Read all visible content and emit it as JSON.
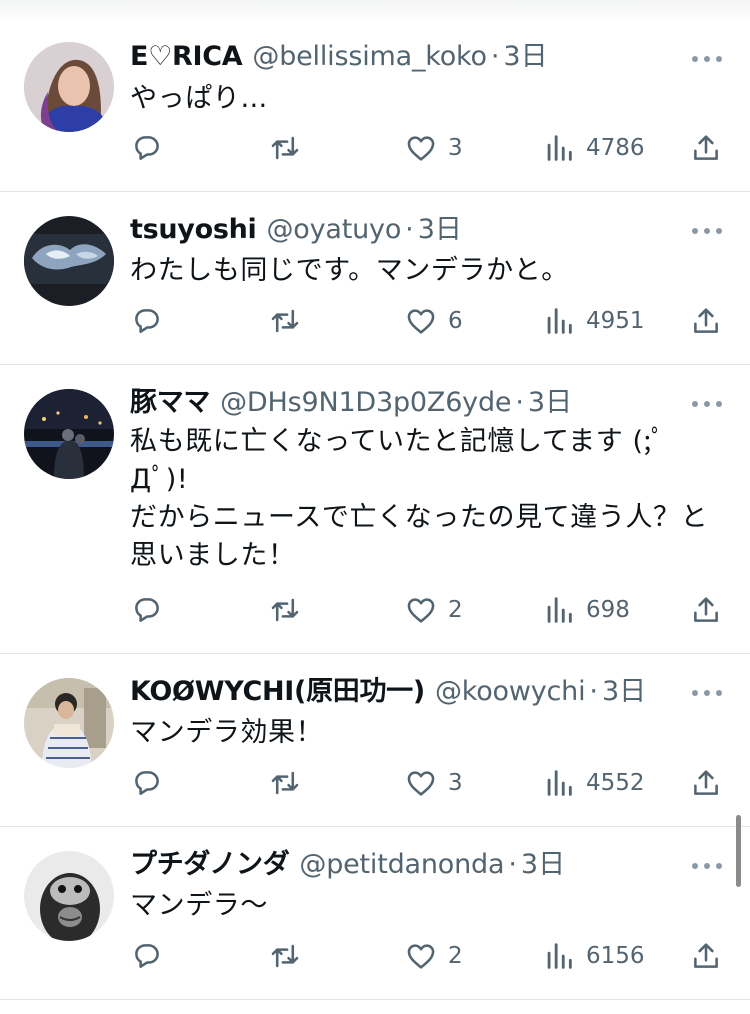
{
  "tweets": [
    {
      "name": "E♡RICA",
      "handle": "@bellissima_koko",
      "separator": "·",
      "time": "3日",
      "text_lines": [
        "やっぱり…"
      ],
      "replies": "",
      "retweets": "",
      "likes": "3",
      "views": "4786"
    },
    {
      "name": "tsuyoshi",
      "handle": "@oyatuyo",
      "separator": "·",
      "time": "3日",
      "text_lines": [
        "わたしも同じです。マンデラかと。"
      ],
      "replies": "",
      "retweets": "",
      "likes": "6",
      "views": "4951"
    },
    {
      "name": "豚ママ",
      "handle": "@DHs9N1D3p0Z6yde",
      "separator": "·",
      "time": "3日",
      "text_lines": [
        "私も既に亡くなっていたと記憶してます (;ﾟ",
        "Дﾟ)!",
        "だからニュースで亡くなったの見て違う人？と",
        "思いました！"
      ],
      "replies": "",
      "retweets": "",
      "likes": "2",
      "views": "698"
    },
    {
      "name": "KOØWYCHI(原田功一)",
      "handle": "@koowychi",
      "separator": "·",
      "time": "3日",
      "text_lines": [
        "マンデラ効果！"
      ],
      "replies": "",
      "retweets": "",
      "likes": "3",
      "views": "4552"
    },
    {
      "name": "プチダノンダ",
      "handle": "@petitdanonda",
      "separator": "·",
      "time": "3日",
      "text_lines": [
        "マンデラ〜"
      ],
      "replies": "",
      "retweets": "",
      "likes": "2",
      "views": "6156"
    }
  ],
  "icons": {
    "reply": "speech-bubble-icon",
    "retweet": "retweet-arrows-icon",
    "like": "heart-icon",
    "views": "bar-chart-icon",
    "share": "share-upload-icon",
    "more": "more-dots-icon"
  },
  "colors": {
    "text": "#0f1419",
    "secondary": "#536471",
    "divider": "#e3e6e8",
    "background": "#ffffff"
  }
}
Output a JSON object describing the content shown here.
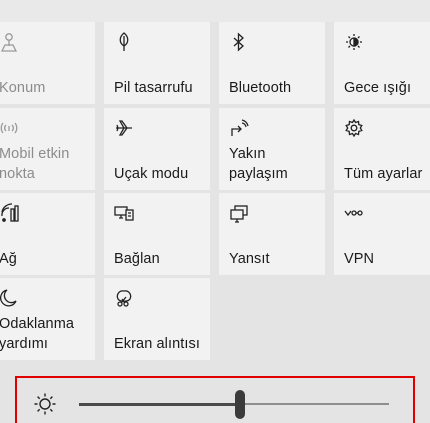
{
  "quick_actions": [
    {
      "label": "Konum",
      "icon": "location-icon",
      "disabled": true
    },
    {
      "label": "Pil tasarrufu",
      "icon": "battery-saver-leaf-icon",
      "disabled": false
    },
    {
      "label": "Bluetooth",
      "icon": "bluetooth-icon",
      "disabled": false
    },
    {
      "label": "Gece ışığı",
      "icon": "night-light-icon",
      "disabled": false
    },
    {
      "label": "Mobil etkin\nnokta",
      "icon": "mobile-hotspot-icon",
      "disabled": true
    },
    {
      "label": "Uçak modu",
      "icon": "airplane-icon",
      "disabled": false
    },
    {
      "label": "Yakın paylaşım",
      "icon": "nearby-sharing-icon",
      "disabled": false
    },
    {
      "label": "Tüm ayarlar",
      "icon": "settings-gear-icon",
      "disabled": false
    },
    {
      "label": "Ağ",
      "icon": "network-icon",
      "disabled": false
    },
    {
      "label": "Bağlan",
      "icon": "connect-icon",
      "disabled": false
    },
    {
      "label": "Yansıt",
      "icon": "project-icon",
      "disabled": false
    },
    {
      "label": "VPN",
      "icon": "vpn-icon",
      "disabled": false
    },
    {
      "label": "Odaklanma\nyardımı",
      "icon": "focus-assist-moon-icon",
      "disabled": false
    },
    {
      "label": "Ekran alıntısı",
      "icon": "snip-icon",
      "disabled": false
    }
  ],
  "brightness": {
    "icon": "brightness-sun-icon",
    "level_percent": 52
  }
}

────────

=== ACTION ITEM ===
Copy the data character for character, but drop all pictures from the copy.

=== OUTPUT ===
Read all visible content and emit it as JSON.
{
  "tweets": [
    {
      "name": "E♡RICA",
      "handle": "@bellissima_koko",
      "separator": "·",
      "time": "3日",
      "text_lines": [
        "やっぱり…"
      ],
      "replies": "",
      "retweets": "",
      "likes": "3",
      "views": "4786"
    },
    {
      "name": "tsuyoshi",
      "handle": "@oyatuyo",
      "separator": "·",
      "time": "3日",
      "text_lines": [
        "わたしも同じです。マンデラかと。"
      ],
      "replies": "",
      "retweets": "",
      "likes": "6",
      "views": "4951"
    },
    {
      "name": "豚ママ",
      "handle": "@DHs9N1D3p0Z6yde",
      "separator": "·",
      "time": "3日",
      "text_lines": [
        "私も既に亡くなっていたと記憶してます (;ﾟ",
        "Дﾟ)!",
        "だからニュースで亡くなったの見て違う人？と",
        "思いました！"
      ],
      "replies": "",
      "retweets": "",
      "likes": "2",
      "views": "698"
    },
    {
      "name": "KOØWYCHI(原田功一)",
      "handle": "@koowychi",
      "separator": "·",
      "time": "3日",
      "text_lines": [
        "マンデラ効果！"
      ],
      "replies": "",
      "retweets": "",
      "likes": "3",
      "views": "4552"
    },
    {
      "name": "プチダノンダ",
      "handle": "@petitdanonda",
      "separator": "·",
      "time": "3日",
      "text_lines": [
        "マンデラ〜"
      ],
      "replies": "",
      "retweets": "",
      "likes": "2",
      "views": "6156"
    }
  ],
  "icons": {
    "reply": "speech-bubble-icon",
    "retweet": "retweet-arrows-icon",
    "like": "heart-icon",
    "views": "bar-chart-icon",
    "share": "share-upload-icon",
    "more": "more-dots-icon"
  },
  "colors": {
    "text": "#0f1419",
    "secondary": "#536471",
    "divider": "#e3e6e8",
    "background": "#ffffff"
  }
}
Output a JSON object describing the content shown here.
{
  "quick_actions": [
    {
      "label": "Konum",
      "icon": "location-icon",
      "disabled": true
    },
    {
      "label": "Pil tasarrufu",
      "icon": "battery-saver-leaf-icon",
      "disabled": false
    },
    {
      "label": "Bluetooth",
      "icon": "bluetooth-icon",
      "disabled": false
    },
    {
      "label": "Gece ışığı",
      "icon": "night-light-icon",
      "disabled": false
    },
    {
      "label": "Mobil etkin\nnokta",
      "icon": "mobile-hotspot-icon",
      "disabled": true
    },
    {
      "label": "Uçak modu",
      "icon": "airplane-icon",
      "disabled": false
    },
    {
      "label": "Yakın paylaşım",
      "icon": "nearby-sharing-icon",
      "disabled": false
    },
    {
      "label": "Tüm ayarlar",
      "icon": "settings-gear-icon",
      "disabled": false
    },
    {
      "label": "Ağ",
      "icon": "network-icon",
      "disabled": false
    },
    {
      "label": "Bağlan",
      "icon": "connect-icon",
      "disabled": false
    },
    {
      "label": "Yansıt",
      "icon": "project-icon",
      "disabled": false
    },
    {
      "label": "VPN",
      "icon": "vpn-icon",
      "disabled": false
    },
    {
      "label": "Odaklanma\nyardımı",
      "icon": "focus-assist-moon-icon",
      "disabled": false
    },
    {
      "label": "Ekran alıntısı",
      "icon": "snip-icon",
      "disabled": false
    }
  ],
  "brightness": {
    "icon": "brightness-sun-icon",
    "level_percent": 52
  }
}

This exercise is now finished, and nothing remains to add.